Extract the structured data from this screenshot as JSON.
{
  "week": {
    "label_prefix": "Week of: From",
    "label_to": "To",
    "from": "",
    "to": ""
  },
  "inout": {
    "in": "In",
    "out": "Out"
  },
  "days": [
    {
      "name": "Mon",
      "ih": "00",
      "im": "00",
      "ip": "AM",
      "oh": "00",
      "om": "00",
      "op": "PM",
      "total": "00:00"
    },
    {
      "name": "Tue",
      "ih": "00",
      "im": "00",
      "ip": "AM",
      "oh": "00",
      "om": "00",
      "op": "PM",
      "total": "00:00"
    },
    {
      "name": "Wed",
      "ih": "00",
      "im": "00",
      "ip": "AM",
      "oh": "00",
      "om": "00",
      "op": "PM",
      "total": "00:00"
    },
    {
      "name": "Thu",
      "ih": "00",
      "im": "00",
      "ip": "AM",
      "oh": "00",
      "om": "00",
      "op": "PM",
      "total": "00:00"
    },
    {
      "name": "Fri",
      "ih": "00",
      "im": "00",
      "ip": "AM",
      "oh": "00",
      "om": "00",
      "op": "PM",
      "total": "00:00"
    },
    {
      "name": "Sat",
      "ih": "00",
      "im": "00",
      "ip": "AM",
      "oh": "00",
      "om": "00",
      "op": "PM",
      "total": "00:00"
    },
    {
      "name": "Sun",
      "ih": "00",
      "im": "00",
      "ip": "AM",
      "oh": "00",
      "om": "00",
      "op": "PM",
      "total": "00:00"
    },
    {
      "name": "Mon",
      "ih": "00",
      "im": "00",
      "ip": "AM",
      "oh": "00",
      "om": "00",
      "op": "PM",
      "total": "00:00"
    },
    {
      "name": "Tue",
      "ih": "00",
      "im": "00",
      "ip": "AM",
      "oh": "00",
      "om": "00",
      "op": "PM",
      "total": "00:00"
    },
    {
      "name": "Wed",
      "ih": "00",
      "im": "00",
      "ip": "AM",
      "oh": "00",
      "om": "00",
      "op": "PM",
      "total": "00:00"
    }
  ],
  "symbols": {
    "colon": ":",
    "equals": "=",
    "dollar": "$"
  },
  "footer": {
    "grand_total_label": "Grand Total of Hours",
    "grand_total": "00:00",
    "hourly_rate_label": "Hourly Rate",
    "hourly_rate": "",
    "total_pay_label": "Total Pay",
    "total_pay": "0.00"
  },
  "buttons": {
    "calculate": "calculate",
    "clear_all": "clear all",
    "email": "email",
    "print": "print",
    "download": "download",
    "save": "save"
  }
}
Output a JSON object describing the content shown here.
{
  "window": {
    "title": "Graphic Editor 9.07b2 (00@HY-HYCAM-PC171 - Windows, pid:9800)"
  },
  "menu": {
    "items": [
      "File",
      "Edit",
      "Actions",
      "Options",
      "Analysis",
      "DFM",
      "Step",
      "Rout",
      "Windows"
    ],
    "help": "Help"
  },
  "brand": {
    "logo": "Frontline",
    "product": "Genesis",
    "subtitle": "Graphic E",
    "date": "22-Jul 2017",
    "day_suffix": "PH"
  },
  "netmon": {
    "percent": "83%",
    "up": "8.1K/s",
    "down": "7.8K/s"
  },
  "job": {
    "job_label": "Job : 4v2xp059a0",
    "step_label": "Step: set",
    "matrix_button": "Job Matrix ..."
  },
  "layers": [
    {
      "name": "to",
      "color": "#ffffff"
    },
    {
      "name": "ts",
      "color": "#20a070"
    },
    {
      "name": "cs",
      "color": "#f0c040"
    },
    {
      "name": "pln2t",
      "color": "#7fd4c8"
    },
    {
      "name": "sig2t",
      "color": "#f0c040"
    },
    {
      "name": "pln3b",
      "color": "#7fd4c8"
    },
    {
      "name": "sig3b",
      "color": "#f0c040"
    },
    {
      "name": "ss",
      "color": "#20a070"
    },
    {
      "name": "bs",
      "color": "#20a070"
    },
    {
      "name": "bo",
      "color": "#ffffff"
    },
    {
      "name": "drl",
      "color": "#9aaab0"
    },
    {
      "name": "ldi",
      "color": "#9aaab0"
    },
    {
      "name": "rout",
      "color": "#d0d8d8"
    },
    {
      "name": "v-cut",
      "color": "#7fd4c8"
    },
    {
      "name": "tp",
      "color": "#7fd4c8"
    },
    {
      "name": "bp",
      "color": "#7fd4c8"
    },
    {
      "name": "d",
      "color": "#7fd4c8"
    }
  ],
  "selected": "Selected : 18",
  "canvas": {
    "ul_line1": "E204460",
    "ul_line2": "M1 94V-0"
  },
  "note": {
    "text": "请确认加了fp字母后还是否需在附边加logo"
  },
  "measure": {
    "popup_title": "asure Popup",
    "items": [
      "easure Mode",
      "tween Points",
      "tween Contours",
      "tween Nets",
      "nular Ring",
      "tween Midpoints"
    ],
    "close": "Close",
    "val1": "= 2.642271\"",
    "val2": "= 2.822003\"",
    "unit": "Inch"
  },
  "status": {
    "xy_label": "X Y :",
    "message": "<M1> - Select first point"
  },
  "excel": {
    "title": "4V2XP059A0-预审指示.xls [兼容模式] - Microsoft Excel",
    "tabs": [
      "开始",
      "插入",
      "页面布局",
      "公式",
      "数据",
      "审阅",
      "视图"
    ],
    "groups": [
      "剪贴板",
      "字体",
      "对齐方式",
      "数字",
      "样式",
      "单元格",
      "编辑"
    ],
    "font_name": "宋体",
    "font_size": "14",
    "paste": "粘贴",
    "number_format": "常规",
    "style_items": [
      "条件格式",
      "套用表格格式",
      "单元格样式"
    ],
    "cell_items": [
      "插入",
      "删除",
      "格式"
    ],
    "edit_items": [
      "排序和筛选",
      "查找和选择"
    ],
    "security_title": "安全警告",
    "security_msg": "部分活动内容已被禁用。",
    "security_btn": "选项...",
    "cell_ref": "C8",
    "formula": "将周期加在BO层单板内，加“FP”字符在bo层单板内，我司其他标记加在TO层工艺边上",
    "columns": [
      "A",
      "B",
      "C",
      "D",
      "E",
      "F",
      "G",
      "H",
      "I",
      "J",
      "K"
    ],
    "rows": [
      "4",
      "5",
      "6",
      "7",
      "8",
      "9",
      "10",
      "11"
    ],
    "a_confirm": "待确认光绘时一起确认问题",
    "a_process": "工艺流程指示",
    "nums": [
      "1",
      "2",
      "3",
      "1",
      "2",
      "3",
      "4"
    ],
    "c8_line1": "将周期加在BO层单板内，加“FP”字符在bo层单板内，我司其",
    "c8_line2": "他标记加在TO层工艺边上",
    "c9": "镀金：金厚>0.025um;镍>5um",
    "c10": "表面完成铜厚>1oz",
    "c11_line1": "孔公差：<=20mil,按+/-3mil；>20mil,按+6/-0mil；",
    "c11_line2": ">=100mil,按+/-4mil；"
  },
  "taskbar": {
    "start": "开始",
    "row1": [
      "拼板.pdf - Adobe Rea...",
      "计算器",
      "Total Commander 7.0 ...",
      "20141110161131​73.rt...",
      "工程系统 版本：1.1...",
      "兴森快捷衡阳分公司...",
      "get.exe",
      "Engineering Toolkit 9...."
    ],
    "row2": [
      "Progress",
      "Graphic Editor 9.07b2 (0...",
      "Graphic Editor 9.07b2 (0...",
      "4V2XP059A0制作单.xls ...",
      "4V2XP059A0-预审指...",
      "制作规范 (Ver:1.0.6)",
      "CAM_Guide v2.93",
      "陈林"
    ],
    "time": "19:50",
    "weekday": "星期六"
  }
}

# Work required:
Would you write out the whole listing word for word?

# Response to this task:
Extract the structured data from this screenshot as JSON.
{
  "week": {
    "label_prefix": "Week of: From",
    "label_to": "To",
    "from": "",
    "to": ""
  },
  "inout": {
    "in": "In",
    "out": "Out"
  },
  "days": [
    {
      "name": "Mon",
      "ih": "00",
      "im": "00",
      "ip": "AM",
      "oh": "00",
      "om": "00",
      "op": "PM",
      "total": "00:00"
    },
    {
      "name": "Tue",
      "ih": "00",
      "im": "00",
      "ip": "AM",
      "oh": "00",
      "om": "00",
      "op": "PM",
      "total": "00:00"
    },
    {
      "name": "Wed",
      "ih": "00",
      "im": "00",
      "ip": "AM",
      "oh": "00",
      "om": "00",
      "op": "PM",
      "total": "00:00"
    },
    {
      "name": "Thu",
      "ih": "00",
      "im": "00",
      "ip": "AM",
      "oh": "00",
      "om": "00",
      "op": "PM",
      "total": "00:00"
    },
    {
      "name": "Fri",
      "ih": "00",
      "im": "00",
      "ip": "AM",
      "oh": "00",
      "om": "00",
      "op": "PM",
      "total": "00:00"
    },
    {
      "name": "Sat",
      "ih": "00",
      "im": "00",
      "ip": "AM",
      "oh": "00",
      "om": "00",
      "op": "PM",
      "total": "00:00"
    },
    {
      "name": "Sun",
      "ih": "00",
      "im": "00",
      "ip": "AM",
      "oh": "00",
      "om": "00",
      "op": "PM",
      "total": "00:00"
    },
    {
      "name": "Mon",
      "ih": "00",
      "im": "00",
      "ip": "AM",
      "oh": "00",
      "om": "00",
      "op": "PM",
      "total": "00:00"
    },
    {
      "name": "Tue",
      "ih": "00",
      "im": "00",
      "ip": "AM",
      "oh": "00",
      "om": "00",
      "op": "PM",
      "total": "00:00"
    },
    {
      "name": "Wed",
      "ih": "00",
      "im": "00",
      "ip": "AM",
      "oh": "00",
      "om": "00",
      "op": "PM",
      "total": "00:00"
    }
  ],
  "symbols": {
    "colon": ":",
    "equals": "=",
    "dollar": "$"
  },
  "footer": {
    "grand_total_label": "Grand Total of Hours",
    "grand_total": "00:00",
    "hourly_rate_label": "Hourly Rate",
    "hourly_rate": "",
    "total_pay_label": "Total Pay",
    "total_pay": "0.00"
  },
  "buttons": {
    "calculate": "calculate",
    "clear_all": "clear all",
    "email": "email",
    "print": "print",
    "download": "download",
    "save": "save"
  }
}
Output a JSON object describing the content shown here.
{
  "window": {
    "title": "Graphic Editor 9.07b2 (00@HY-HYCAM-PC171 - Windows, pid:9800)"
  },
  "menu": {
    "items": [
      "File",
      "Edit",
      "Actions",
      "Options",
      "Analysis",
      "DFM",
      "Step",
      "Rout",
      "Windows"
    ],
    "help": "Help"
  },
  "brand": {
    "logo": "Frontline",
    "product": "Genesis",
    "subtitle": "Graphic E",
    "date": "22-Jul 2017",
    "day_suffix": "PH"
  },
  "netmon": {
    "percent": "83%",
    "up": "8.1K/s",
    "down": "7.8K/s"
  },
  "job": {
    "job_label": "Job : 4v2xp059a0",
    "step_label": "Step: set",
    "matrix_button": "Job Matrix ..."
  },
  "layers": [
    {
      "name": "to",
      "color": "#ffffff"
    },
    {
      "name": "ts",
      "color": "#20a070"
    },
    {
      "name": "cs",
      "color": "#f0c040"
    },
    {
      "name": "pln2t",
      "color": "#7fd4c8"
    },
    {
      "name": "sig2t",
      "color": "#f0c040"
    },
    {
      "name": "pln3b",
      "color": "#7fd4c8"
    },
    {
      "name": "sig3b",
      "color": "#f0c040"
    },
    {
      "name": "ss",
      "color": "#20a070"
    },
    {
      "name": "bs",
      "color": "#20a070"
    },
    {
      "name": "bo",
      "color": "#ffffff"
    },
    {
      "name": "drl",
      "color": "#9aaab0"
    },
    {
      "name": "ldi",
      "color": "#9aaab0"
    },
    {
      "name": "rout",
      "color": "#d0d8d8"
    },
    {
      "name": "v-cut",
      "color": "#7fd4c8"
    },
    {
      "name": "tp",
      "color": "#7fd4c8"
    },
    {
      "name": "bp",
      "color": "#7fd4c8"
    },
    {
      "name": "d",
      "color": "#7fd4c8"
    }
  ],
  "selected": "Selected : 18",
  "canvas": {
    "ul_line1": "E204460",
    "ul_line2": "M1 94V-0"
  },
  "note": {
    "text": "请确认加了fp字母后还是否需在附边加logo"
  },
  "measure": {
    "popup_title": "asure Popup",
    "items": [
      "easure Mode",
      "tween Points",
      "tween Contours",
      "tween Nets",
      "nular Ring",
      "tween Midpoints"
    ],
    "close": "Close",
    "val1": "= 2.642271\"",
    "val2": "= 2.822003\"",
    "unit": "Inch"
  },
  "status": {
    "xy_label": "X Y :",
    "message": "<M1> - Select first point"
  },
  "excel": {
    "title": "4V2XP059A0-预审指示.xls [兼容模式] - Microsoft Excel",
    "tabs": [
      "开始",
      "插入",
      "页面布局",
      "公式",
      "数据",
      "审阅",
      "视图"
    ],
    "groups": [
      "剪贴板",
      "字体",
      "对齐方式",
      "数字",
      "样式",
      "单元格",
      "编辑"
    ],
    "font_name": "宋体",
    "font_size": "14",
    "paste": "粘贴",
    "number_format": "常规",
    "style_items": [
      "条件格式",
      "套用表格格式",
      "单元格样式"
    ],
    "cell_items": [
      "插入",
      "删除",
      "格式"
    ],
    "edit_items": [
      "排序和筛选",
      "查找和选择"
    ],
    "security_title": "安全警告",
    "security_msg": "部分活动内容已被禁用。",
    "security_btn": "选项...",
    "cell_ref": "C8",
    "formula": "将周期加在BO层单板内，加“FP”字符在bo层单板内，我司其他标记加在TO层工艺边上",
    "columns": [
      "A",
      "B",
      "C",
      "D",
      "E",
      "F",
      "G",
      "H",
      "I",
      "J",
      "K"
    ],
    "rows": [
      "4",
      "5",
      "6",
      "7",
      "8",
      "9",
      "10",
      "11"
    ],
    "a_confirm": "待确认光绘时一起确认问题",
    "a_process": "工艺流程指示",
    "nums": [
      "1",
      "2",
      "3",
      "1",
      "2",
      "3",
      "4"
    ],
    "c8_line1": "将周期加在BO层单板内，加“FP”字符在bo层单板内，我司其",
    "c8_line2": "他标记加在TO层工艺边上",
    "c9": "镀金：金厚>0.025um;镍>5um",
    "c10": "表面完成铜厚>1oz",
    "c11_line1": "孔公差：<=20mil,按+/-3mil；>20mil,按+6/-0mil；",
    "c11_line2": ">=100mil,按+/-4mil；"
  },
  "taskbar": {
    "start": "开始",
    "row1": [
      "拼板.pdf - Adobe Rea...",
      "计算器",
      "Total Commander 7.0 ...",
      "20141110161131​73.rt...",
      "工程系统 版本：1.1...",
      "兴森快捷衡阳分公司...",
      "get.exe",
      "Engineering Toolkit 9...."
    ],
    "row2": [
      "Progress",
      "Graphic Editor 9.07b2 (0...",
      "Graphic Editor 9.07b2 (0...",
      "4V2XP059A0制作单.xls ...",
      "4V2XP059A0-预审指...",
      "制作规范 (Ver:1.0.6)",
      "CAM_Guide v2.93",
      "陈林"
    ],
    "time": "19:50",
    "weekday": "星期六"
  }
}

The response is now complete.